Marine protected areas (MPAs) have been used for decades to conserve biological diversity and ecological systems, underpinned by knowledge gained from natural science disciplines. However, little consideration has been given to understanding the human element. Oral histories as a research methodology can help address this. They can contribute significant new knowledge and insights to the planning and management of an MPA, and through the research process, build relationships with community, improve trust, and bridge the people-environment-management divide. This was demonstrated in the Solitary Islands Marine Park (SIMP) in northern New South Wales, Australia. Semi-structured interviews were undertaken with seventy people from varied backgrounds who have a relationship with the SIMP. Three key themes were explored: the process to declare the SIMP, how and why people connect to the SIMP, and changes in the SIMP observed over time. This webinar will illustrate the substantial benefits of using oral history for MPA planning and management and will provide tips and best practices for using oral histories as a research methodology.
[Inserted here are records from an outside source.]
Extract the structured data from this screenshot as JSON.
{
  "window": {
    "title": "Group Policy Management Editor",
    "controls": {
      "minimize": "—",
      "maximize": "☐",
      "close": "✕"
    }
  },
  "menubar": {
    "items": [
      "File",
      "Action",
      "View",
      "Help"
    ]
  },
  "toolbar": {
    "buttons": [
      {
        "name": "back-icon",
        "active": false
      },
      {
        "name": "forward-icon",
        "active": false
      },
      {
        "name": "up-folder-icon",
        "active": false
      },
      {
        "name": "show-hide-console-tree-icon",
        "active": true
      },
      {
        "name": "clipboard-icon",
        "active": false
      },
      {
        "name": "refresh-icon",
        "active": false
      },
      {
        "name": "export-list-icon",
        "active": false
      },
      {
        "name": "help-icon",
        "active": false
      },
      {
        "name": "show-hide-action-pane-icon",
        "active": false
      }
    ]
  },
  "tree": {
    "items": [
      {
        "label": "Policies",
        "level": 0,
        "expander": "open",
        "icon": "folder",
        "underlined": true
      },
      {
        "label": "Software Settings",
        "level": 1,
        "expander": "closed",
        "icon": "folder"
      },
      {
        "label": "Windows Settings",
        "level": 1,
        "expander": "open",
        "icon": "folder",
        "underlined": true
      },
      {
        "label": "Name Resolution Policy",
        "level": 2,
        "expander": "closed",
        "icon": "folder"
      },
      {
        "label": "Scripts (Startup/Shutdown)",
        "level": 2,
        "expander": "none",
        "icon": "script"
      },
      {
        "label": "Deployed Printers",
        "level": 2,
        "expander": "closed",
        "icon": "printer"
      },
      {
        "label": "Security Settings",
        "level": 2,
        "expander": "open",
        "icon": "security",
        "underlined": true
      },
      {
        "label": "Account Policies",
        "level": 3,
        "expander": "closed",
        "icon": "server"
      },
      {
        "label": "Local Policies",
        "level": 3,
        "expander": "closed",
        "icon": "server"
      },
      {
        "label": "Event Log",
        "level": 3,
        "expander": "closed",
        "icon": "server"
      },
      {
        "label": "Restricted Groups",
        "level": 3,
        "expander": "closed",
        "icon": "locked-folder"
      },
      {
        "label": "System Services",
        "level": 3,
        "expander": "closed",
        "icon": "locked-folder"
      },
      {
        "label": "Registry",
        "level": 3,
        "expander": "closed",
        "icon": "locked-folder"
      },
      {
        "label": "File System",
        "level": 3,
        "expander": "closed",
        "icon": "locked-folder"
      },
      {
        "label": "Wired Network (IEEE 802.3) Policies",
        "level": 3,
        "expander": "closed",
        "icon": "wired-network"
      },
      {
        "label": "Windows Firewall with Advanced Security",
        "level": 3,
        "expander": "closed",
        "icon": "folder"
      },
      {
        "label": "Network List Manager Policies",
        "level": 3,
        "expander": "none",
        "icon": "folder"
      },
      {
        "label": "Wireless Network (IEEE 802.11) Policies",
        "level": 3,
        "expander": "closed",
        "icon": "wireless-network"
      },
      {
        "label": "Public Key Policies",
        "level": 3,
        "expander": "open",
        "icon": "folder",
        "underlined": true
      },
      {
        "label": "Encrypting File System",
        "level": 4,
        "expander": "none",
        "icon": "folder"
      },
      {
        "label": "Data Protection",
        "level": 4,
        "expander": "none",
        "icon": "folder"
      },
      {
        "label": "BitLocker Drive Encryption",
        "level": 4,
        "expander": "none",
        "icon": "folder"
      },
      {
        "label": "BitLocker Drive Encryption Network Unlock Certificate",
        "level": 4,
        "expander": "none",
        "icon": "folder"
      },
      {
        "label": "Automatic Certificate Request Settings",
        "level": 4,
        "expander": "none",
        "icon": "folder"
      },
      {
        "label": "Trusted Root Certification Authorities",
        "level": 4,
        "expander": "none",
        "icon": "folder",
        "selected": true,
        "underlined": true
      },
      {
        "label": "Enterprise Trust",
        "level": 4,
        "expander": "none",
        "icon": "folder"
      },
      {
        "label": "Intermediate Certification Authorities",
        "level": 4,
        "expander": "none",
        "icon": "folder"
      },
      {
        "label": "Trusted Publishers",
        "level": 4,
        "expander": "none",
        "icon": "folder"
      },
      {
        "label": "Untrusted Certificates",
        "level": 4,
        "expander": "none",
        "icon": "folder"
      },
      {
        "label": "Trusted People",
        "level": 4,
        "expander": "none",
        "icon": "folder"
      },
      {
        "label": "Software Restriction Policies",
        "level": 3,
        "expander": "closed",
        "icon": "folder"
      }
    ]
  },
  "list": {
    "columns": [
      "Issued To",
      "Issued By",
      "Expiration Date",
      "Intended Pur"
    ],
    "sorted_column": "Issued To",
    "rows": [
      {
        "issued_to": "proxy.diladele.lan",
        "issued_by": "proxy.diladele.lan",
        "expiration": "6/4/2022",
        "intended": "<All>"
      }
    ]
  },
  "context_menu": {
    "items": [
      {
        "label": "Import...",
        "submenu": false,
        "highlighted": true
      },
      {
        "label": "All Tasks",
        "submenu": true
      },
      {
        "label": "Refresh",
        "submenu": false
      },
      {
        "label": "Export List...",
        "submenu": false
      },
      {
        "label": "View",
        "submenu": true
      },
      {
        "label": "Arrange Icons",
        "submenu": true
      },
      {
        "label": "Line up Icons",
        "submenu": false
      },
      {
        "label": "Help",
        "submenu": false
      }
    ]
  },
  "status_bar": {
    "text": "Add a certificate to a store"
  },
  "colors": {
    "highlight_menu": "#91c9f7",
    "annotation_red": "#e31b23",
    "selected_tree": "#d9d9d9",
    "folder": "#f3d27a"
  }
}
Presented by: Nicola Johnstone of New South Wales Department of Primary Industries Fisheries Marine Strategy Implementation